Homer & Langley comes out in paperback at a time when shows like A&E's Hoarders are getting rave reviews on television, but it is not the usuaHomer & Langley comes out in paperback at a time when shows like A&E's Hoarders are getting rave reviews on television, but it is not the usual "quick fix" that you see on T.V. The novel is a complex, and beautifully written, account of the loss of sensations and the counter, an accumulation of materials.
The novel is told in a first person narrative by Homer, the musician and blind brother, of the infamous Collyer brothers. If you do not know who they are please direct your attention to the wikipedia article http://en.wikipedia.org/wiki/Collyer_bro... which answers some questions. Long (true) story short, the brothers were notorious hoarders who eventually died in the labyrinthine mess they had collected over the many years.
E.L. Doctorow masterfully takes the makings of the Collyer's story, and twists and turns the human experience out of the urban legend. Homer and Langley, although both crippled by their own handicaps (and prisons), become full, likable characters to the reader and to the other characters in the book. Doctorow takes liberties on time, and fictionalizes most of the brothers' lives, but one is consumed by the odd nature of what is going on in the house. The irony is that the narrator cannot see the clutter filling the multiple stories of the 5th Ave. townhouse. Likewise, the reader doesn't "see" the clutter either. Doctorow does a wonderful job helping us feel, smell, touch, and almost taste the clutter, but only at times when a blind-passive-passionate-recluse would have us "know" his surroundings.
My good friends Oliver and Denise told me about this book after they heard Doctorow read from it sometime earlier this summer. I was enthralled when Oliver told me about the Collyer's demise. I thank them for guiding me in this direction.
To conclude, whether it be true or not true, perspective is 9/10th of the law--in literature....more
It is interesting that Harold Bloom's name is attached to this anthology of essays (personal and critical) of GLBT books. Richard Canning has all copyIt is interesting that Harold Bloom's name is attached to this anthology of essays (personal and critical) of GLBT books. Richard Canning has all copyright reserved according to the publishing page in the book. Either way, I hope that this will be something that someone in cyber Goodreads world will fix.
I enjoyed every word in this book. Like all criticism, it was easy and fun to read. The most exceptional essays have nice personal touches, as well as fabulous writing. The essays on Moby Dick and Mrs. Dalloway are both nicely written and very personal.

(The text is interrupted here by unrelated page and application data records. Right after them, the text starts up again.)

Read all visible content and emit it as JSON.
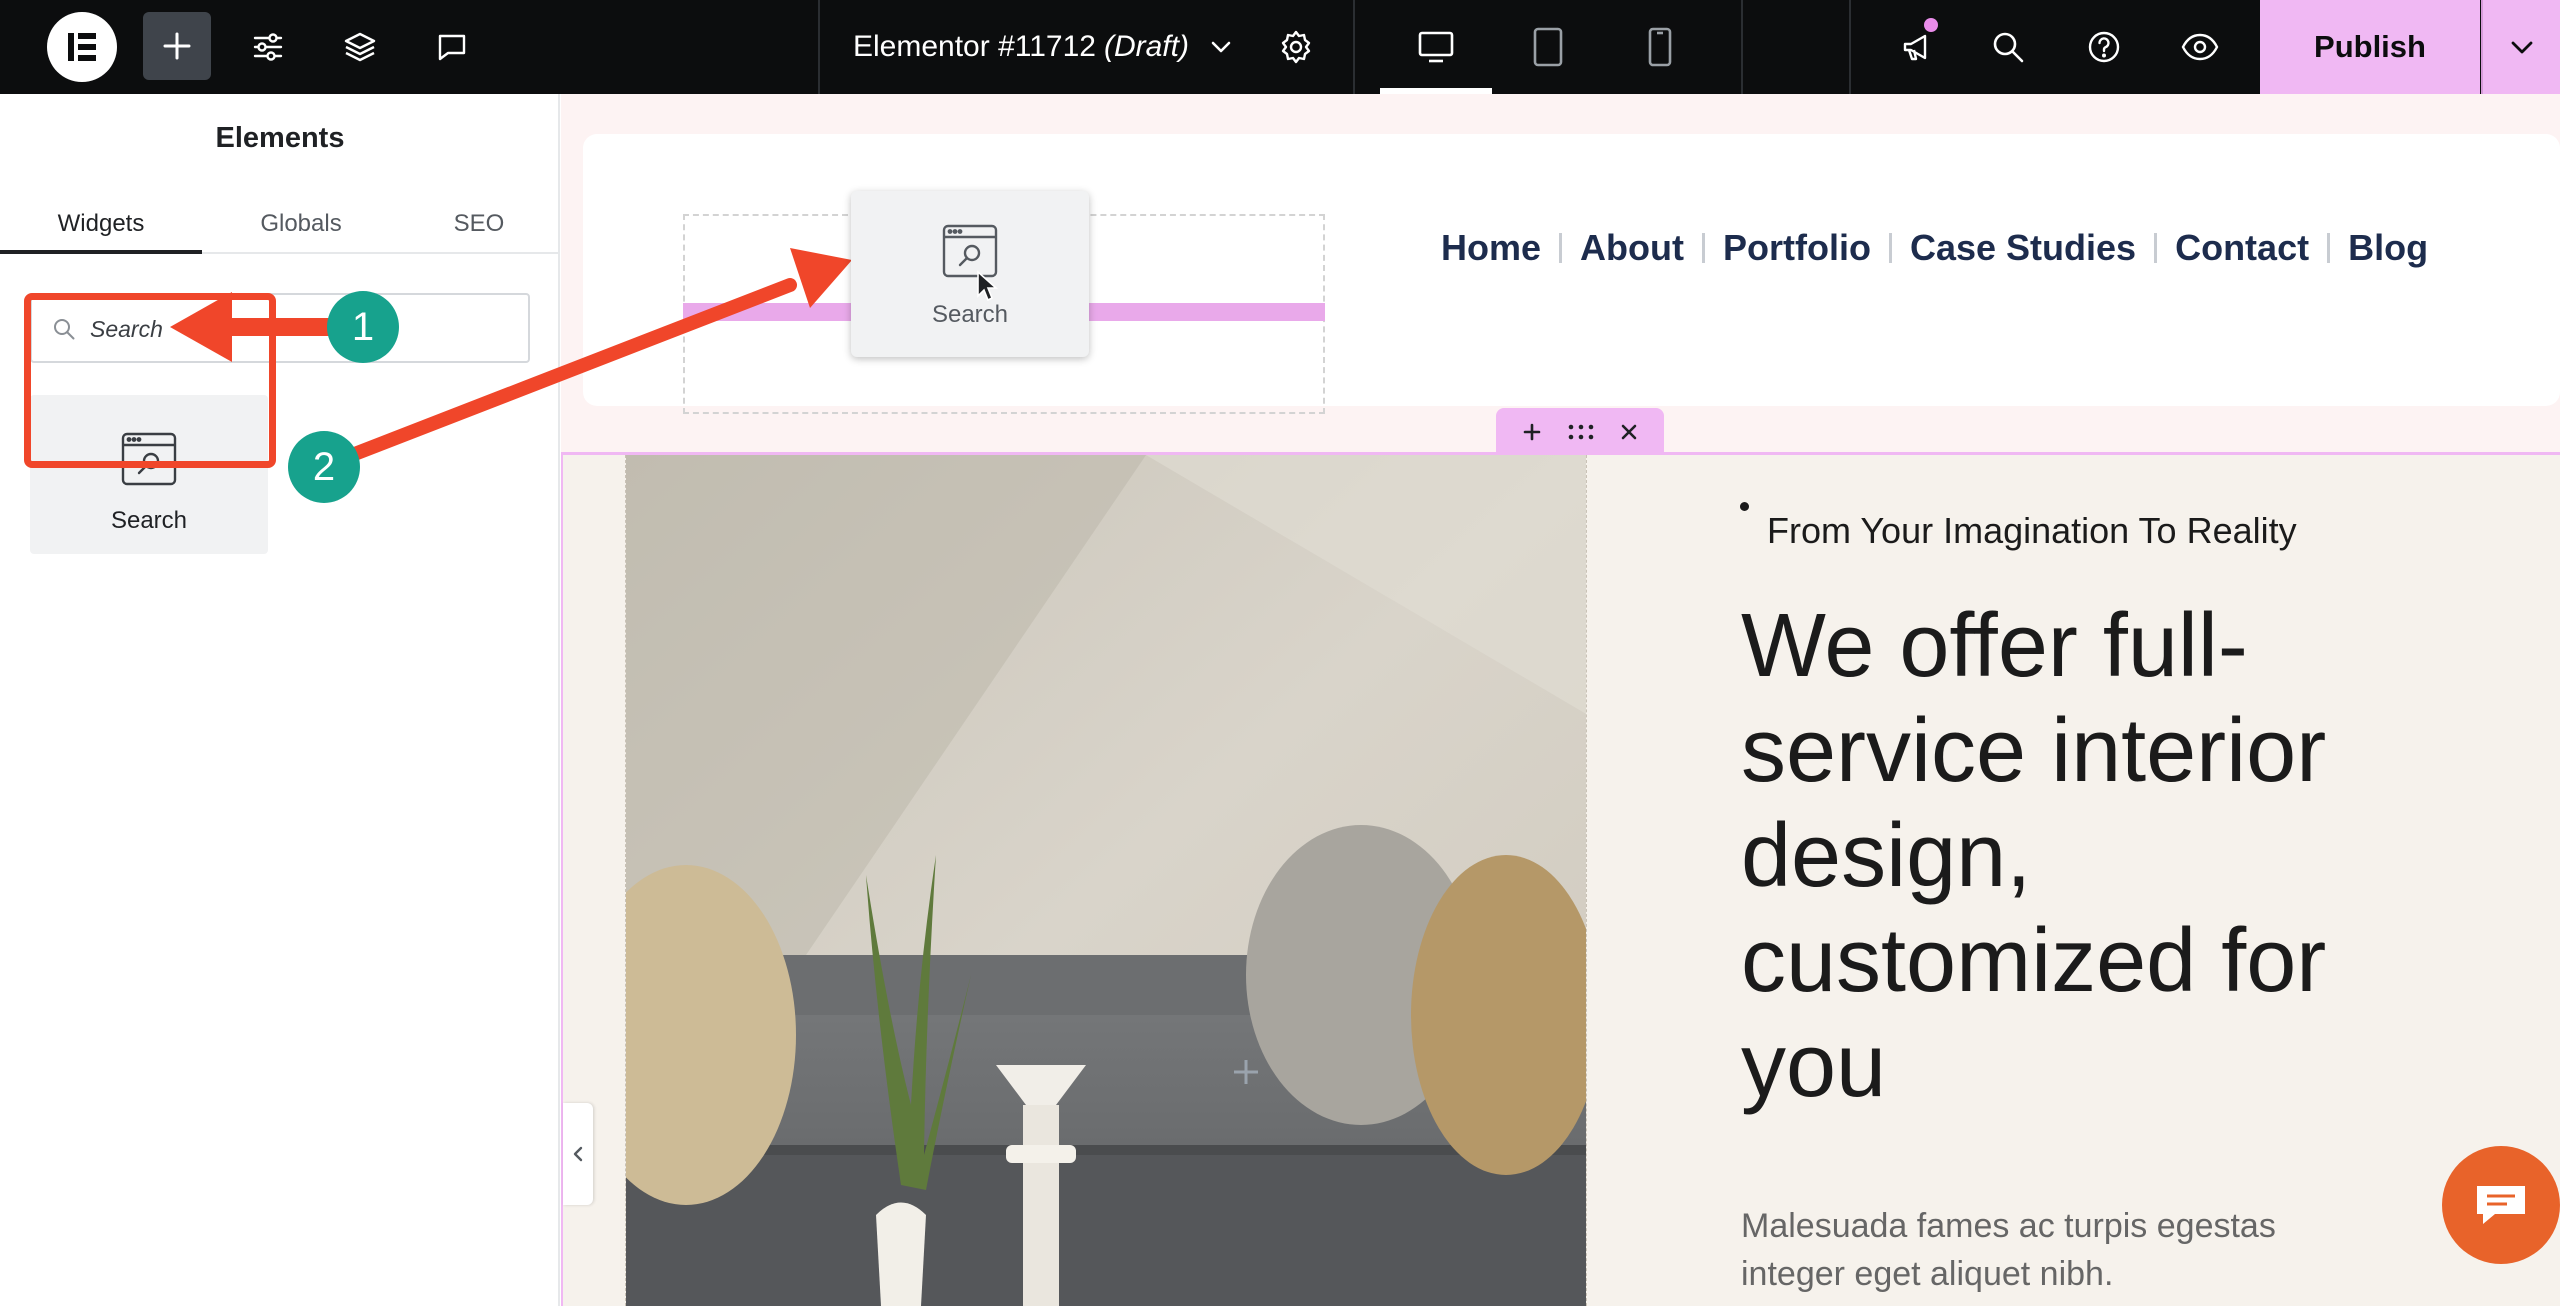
{
  "topbar": {
    "logo_icon": "elementor-logo-icon",
    "add_icon": "plus-icon",
    "site_settings_icon": "sliders-icon",
    "structure_icon": "layers-icon",
    "notes_icon": "comment-icon",
    "document_title": "Elementor #11712",
    "document_status": "(Draft)",
    "title_caret_icon": "chevron-down-icon",
    "page_settings_icon": "gear-icon",
    "devices": [
      "desktop-icon",
      "tablet-icon",
      "mobile-icon"
    ],
    "active_device": "desktop",
    "whats_new_icon": "megaphone-icon",
    "finder_icon": "search-icon",
    "help_icon": "help-icon",
    "preview_icon": "eye-icon",
    "publish_label": "Publish",
    "publish_caret_icon": "chevron-down-icon"
  },
  "panel": {
    "title": "Elements",
    "tabs": [
      {
        "label": "Widgets",
        "active": true
      },
      {
        "label": "Globals",
        "active": false
      },
      {
        "label": "SEO",
        "active": false
      }
    ],
    "search": {
      "placeholder": "Search",
      "value": ""
    },
    "widgets": [
      {
        "label": "Search",
        "icon": "search-widget-icon"
      }
    ]
  },
  "canvas": {
    "nav_items": [
      "Home",
      "About",
      "Portfolio",
      "Case Studies",
      "Contact",
      "Blog"
    ],
    "dragged_widget_label": "Search",
    "section_toolbar": [
      "plus-icon",
      "drag-handle-icon",
      "close-icon"
    ],
    "hero": {
      "eyebrow": "From Your Imagination To Reality",
      "headline_lines": [
        "We offer full-",
        "service interior",
        "design,",
        "customized for",
        "you"
      ],
      "body_lines": [
        "Malesuada fames ac turpis egestas",
        "integer eget aliquet nibh."
      ]
    },
    "chat_icon": "chat-bubble-icon"
  },
  "annotations": {
    "step1": "1",
    "step2": "2",
    "arrow_color": "#f0462a",
    "badge_color": "#17a28d"
  },
  "colors": {
    "accent_pink": "#f0b8f3",
    "topbar_bg": "#0c0d0e",
    "nav_text": "#1d2c4d"
  }
}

It is truly a book that I'm going to try and read everything in it. It should be a list for everyone to read, as the title suggests.
Better yet, Canning uses it as a vehicle to open up literature that is often overlooked and not already in the Canon. The titles may seem weird, The Book of Samuel in The Bible or Gore Vidal's memoir Palimpsest, because they are not usually viewed as "gay" books. They do fit into GLBT literary history. Each essay may give a new view of what we should read to dive deeper into the "Gay Canon," but the essays often lead the reader to more literature that may be seen as subversive and beautifully delightful!
Must read for anyone with a degree in English, gay, gay-friendly, gay-curious, gay-intrigued, has a gay cousin, or simply loves to be free in thought, whim or experience.